When a court considers a case whose outcome may affect consumers or competition, the FTC may file a “friend of the court” brief to provide information that can help the court make its decision in a way that protects consumers or promotes competition. To find a specific FTC brief, use the filters on this page.Displaying 61 - 80 of 109
In this amicus brief in support of Teva’s combined petition for rehearing and rehearing en banc, the Commission argues that the court erred in affirming the district court’s dismissal of Teva’s complaint in this Hatch-Waxman Act case. The brief argues that the court applied the wrong test to assess jurisdiction under the Declaratory Judgment Act. The court only considered the likelihood that Teva would face a patent infringement suit, but failed to take account of the injury Teva will suffer. The brief argues that Teva will face injury even in the absence of a patent infringement suit because the FDA cannot approve Teva’s generic sertraline hydrochloride drug unless Teva can obtain a court decision regarding Pfizer’s patent.

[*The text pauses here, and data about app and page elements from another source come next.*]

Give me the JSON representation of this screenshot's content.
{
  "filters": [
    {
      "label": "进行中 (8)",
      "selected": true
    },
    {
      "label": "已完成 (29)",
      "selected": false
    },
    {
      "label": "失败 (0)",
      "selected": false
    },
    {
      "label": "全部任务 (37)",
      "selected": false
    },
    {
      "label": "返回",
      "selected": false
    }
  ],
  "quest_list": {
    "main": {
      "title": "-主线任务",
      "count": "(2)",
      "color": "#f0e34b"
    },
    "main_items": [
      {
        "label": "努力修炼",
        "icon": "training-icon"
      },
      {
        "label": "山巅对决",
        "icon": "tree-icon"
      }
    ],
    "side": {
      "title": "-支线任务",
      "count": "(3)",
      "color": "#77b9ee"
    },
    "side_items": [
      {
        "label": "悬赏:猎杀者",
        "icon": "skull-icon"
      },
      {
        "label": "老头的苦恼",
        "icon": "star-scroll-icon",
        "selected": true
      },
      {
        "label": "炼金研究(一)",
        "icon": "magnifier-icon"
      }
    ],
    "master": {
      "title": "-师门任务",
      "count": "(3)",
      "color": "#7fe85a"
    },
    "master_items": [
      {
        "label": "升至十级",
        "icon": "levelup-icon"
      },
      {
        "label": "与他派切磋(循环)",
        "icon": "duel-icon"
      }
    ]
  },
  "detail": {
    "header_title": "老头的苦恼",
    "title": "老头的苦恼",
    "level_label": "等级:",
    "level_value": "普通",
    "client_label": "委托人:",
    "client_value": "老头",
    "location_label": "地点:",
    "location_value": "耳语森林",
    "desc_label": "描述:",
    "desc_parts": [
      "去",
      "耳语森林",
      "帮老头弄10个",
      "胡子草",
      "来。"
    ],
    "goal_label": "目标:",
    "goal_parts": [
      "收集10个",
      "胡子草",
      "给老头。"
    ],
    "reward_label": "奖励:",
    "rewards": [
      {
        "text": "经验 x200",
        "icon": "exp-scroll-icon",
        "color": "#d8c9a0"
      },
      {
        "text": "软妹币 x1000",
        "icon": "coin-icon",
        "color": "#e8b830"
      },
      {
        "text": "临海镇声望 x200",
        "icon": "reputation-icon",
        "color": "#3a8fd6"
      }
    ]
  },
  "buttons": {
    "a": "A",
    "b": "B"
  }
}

Joint brief of the United States and the Federal Trade Commission, urging the Court to deny a writ of certiorari in this case, regarding private patent litigation and the legal standards applicable to “reverse payment” patent litigation settlements in the Hatch-Waxman context.
The Commission argues that the district court erred by dismissing Teva's complaint against Pfizer in this Hatch-Waxman Act case. Teva sought a declaratory judgment that its generic version of sertraline hydrochloride would not infringe a patent held by Pfizer (or that the patent was invalid). The brief argues that the court applied the wrong test to assess jurisdiction. It failed to take account of the fact that, unless Teva can obtain a court decision regarding Pfizer's patent, the FDA cannot give Teva approval to market its generic drug until 180 days after the first generic applicant (Ivax Pharmaceuticals) enters the market with its version. The brief also explains that the district court’s holding will leave subsequent generic applicants (such as Teva) powerless to prevent brand-name manufacturers and first generic applicants from greatly delaying other generic manufacturers from entering the market.